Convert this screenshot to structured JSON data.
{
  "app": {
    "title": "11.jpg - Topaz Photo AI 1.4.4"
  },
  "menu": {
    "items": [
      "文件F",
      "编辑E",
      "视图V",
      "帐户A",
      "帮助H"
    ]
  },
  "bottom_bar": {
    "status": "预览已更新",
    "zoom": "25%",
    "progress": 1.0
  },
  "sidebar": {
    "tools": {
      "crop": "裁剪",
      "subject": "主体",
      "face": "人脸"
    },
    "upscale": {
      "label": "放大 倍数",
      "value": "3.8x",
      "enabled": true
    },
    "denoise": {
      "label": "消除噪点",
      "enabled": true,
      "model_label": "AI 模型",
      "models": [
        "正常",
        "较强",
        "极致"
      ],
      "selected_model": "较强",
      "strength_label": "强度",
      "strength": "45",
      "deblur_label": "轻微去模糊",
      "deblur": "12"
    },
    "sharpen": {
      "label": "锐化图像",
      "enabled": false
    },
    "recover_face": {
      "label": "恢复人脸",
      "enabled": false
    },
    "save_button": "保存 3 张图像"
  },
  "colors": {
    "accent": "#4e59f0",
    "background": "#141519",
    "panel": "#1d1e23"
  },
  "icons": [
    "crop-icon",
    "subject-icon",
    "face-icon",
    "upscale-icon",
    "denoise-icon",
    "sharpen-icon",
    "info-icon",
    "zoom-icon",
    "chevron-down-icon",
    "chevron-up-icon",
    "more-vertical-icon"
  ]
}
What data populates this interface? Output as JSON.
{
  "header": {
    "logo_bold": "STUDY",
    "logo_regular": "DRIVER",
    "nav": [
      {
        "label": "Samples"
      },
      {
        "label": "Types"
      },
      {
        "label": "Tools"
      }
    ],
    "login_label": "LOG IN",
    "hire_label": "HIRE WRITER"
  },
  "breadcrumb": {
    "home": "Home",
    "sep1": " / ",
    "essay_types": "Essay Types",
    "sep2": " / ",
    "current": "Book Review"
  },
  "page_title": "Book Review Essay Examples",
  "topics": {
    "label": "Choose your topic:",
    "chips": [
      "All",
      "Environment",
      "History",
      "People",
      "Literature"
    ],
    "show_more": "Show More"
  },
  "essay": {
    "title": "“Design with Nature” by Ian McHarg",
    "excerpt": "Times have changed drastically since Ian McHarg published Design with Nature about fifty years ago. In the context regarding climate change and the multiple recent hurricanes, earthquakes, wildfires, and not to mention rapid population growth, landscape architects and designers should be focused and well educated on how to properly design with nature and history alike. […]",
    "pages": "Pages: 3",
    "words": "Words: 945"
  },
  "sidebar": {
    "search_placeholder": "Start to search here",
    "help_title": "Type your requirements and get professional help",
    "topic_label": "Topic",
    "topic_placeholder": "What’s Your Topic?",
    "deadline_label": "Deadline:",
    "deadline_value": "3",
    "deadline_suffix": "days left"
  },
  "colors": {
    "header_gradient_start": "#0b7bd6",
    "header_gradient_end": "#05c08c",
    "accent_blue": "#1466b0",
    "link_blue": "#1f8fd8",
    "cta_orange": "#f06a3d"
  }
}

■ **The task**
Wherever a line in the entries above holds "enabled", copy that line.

■ **Answer to the problem**
      "enabled": true
      "enabled": true,
      "enabled": false
      "enabled": false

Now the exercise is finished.